Is there bail for misdemeanor?
While misdemeanors are not considered as serious as felony charges, when arrested on misdemeanor charges, you may need to pay misdemeanor bail to get released from jail. As with other offenses, the judge has the final say in the bail amount, though usually misdemeanor bail is much less than for felony charges. The court may also release you on a recognizance bond, especially for minor misdemeanor charges or for a first offense. This means you don’t have to pay anything to be released. You have to promise to show up for your assigned court date, as you would if a bail amount was assigned.
What are misdemeanor charges
Misdemeanor charges are lesser crimes than felonies. In Kansas, misdemeanors are separated into four groups, outlined below.
- Class A: These offenses are punishable by up to one year in county jail and a fine of up to $2,500. As an example, marijuana possession for personal use is a Class A misdemeanor.
- Class B: Offenses that are punishable by up to six months in county jail and a fine up to $1,000. Battery is a Class B misdemeanor.
- Class C: These are the least serious offenses, punishable by up to one month in jail and a fine of up to $500. Doing business with a prostitute is a sample of a Class C misdemeanor.
- Unclassified: These offenses are ones lawmakers failed to classify. When there is no specific penalty stated, you receive the same penalties as a Class C misdemeanor.
Can you go to jail for a misdemeanor?

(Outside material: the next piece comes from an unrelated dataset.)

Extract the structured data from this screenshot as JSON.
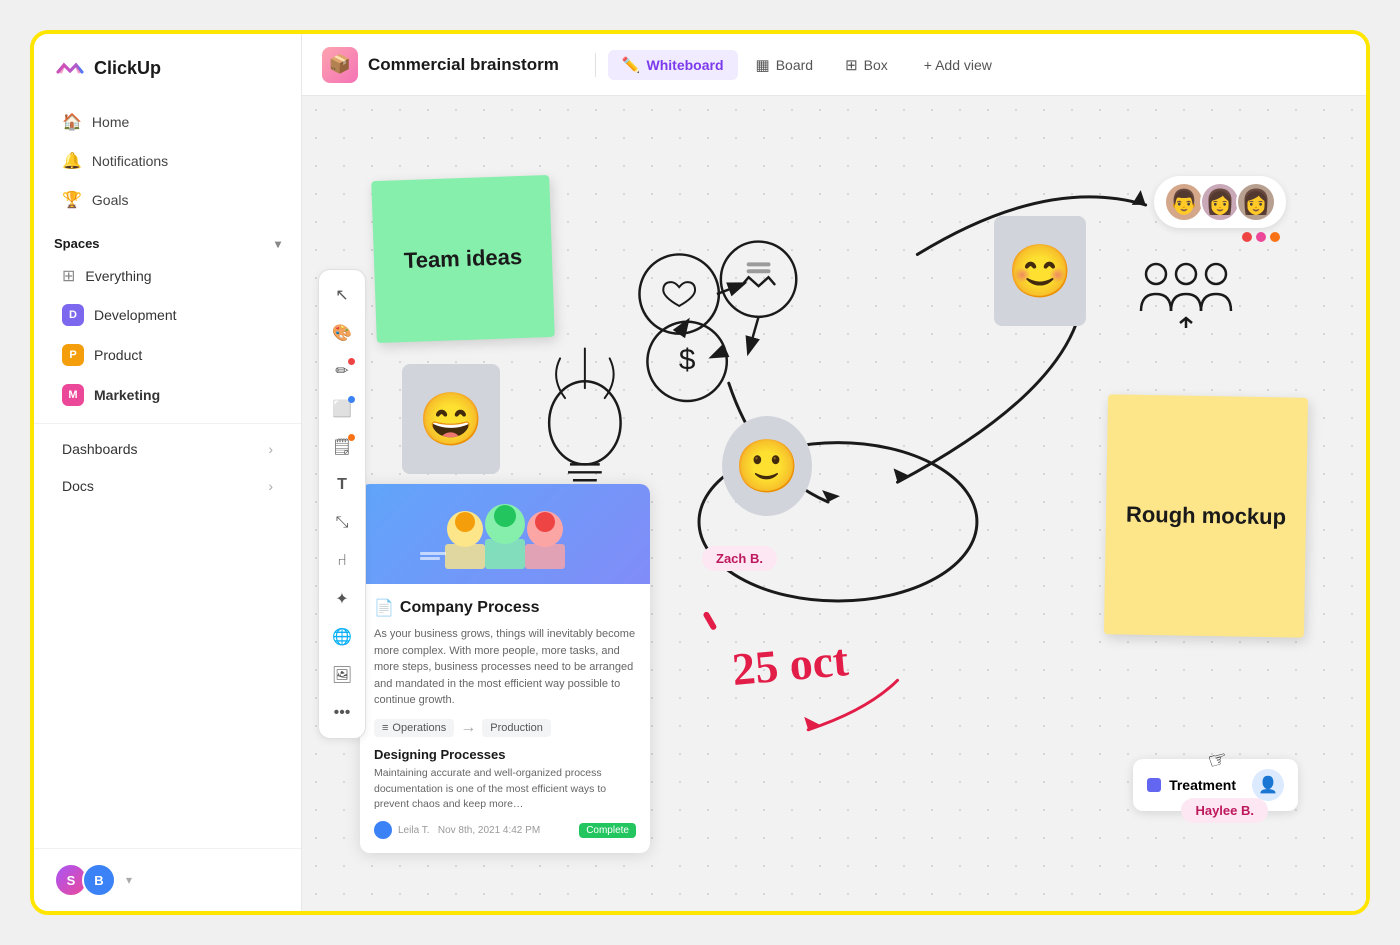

When you arrested for a misdemeanor offense, you may spend some time in jail until the bail amount is set and misdemeanor bail is paid or you are released on your own recognizance. If you are convicted of the offense, it’s possible you may receive jail time for the offense. A Class A misdemeanor, such as possession of marijuana, is the most serious misdemeanor offense, and you can be sentenced for up to one year in county jail. You can also receive more jail time if the offense was bumped up to a felony charge, which could happen depending on the seriousness of the offense, and your criminal record.
It’s important to get help quickly after an arrest and get misdemeanor bail paid so you can work on your case. The most important thing after your release is making certain you return to your court date on time. It’s as imperative as maintaining your home after its roof has been damaged in a storm and roofing repair services are needed.
Misdemeanor how long in jail
If you are convicted of a misdemeanor offense, the maximum jail time will vary depending on its classification. Class A misdemeanors have the longest jail terms, at up to one year in county jail. Class C misdemeanors have the least amount of jail time. With a Class C misdemeanor you could spend up to one month in jail. All jail time is served in county jails.
How much is bail for a Class A misdemeanor?
Misdemeanor bail amounts will vary, no matter whether the charge is assessed as Class A, Class B, or Class C or unclassified. Most misdemeanor bail amounts will be lower than a felony. On average the bail amount usually runs between about $500 to $1,000. The bail amount will depend on the offense, your standing in the community, your age, whether you have a job, or if you have a past criminal history. The court will look at these factors and determine whether they could affect your returning to court to meet your court date. Paying bail is a promise to meet your court date.
How long do you have to pay bail?
Generally, there is no set time to pay bail. Usually the bail amount is set within 48 hours after you are arrested and booked and taken to jail. Once the amount is set, you usually either have to pay the amount in full or get help from a bail bond agent like the professionals at Owen's Bonding Co. to be released.
How long do you stay in jail if you can’t make bail?
Unfortunately, if you cannot afford to pay misdemeanor bail or felony bail, you normally will have to remain in jail until your court date. Because months could pass before a trial is set, many people try to get the help of a bail bonds service to get out of jail after they are arrested. If the bail amount set by the court is too high and you cannot afford to pay, you can make a formal request to the court to lower the amount. It is still up to the court to decide whether or not the bail amount is lowered.
When can misdemeanor be expunged
For a misdemeanor to be expunged from your record, the offense has to be eligible for expungement and enough time has to pass to make the request. In Kansas, most misdemeanors are eligible to be expunged after three years of an arrest or conviction. For the offense to be expunged you also have to have no felony convictions in the past two years, your behavior and circumstances warrant expungement and it is consistent with public welfare. When a record is expunged, it is not erased, but is sealed and the information cannot be disclosed, except in special cases.
Can misdemeanor affect jobs
Yes, misdemeanor arrest or conviction can affect your employment opportunities. Although laws prevent employers from discriminating against you for having a criminal convictions, in certain circumstances you may not get hired for particular jobs because of your history. In some cases, if you are getting licensed for a particular job, you will have to disclose that you have a conviction on the license application, and will have to explain the circumstances to the licensing board or commission. If your record hasn’t been expunged, when you are seeking employment, you may want to be upfront about your conviction, and explain the circumstances to your potential employer.
Get help by calling today
If you’ve been arrested on misdemeanor charges and need to pay misdemeanor bail in Wichita, KS, get help paying bail from the professionals at Owen's Bonding Co.. Call us today at 866-830-2663. We’re available 24-hours a day.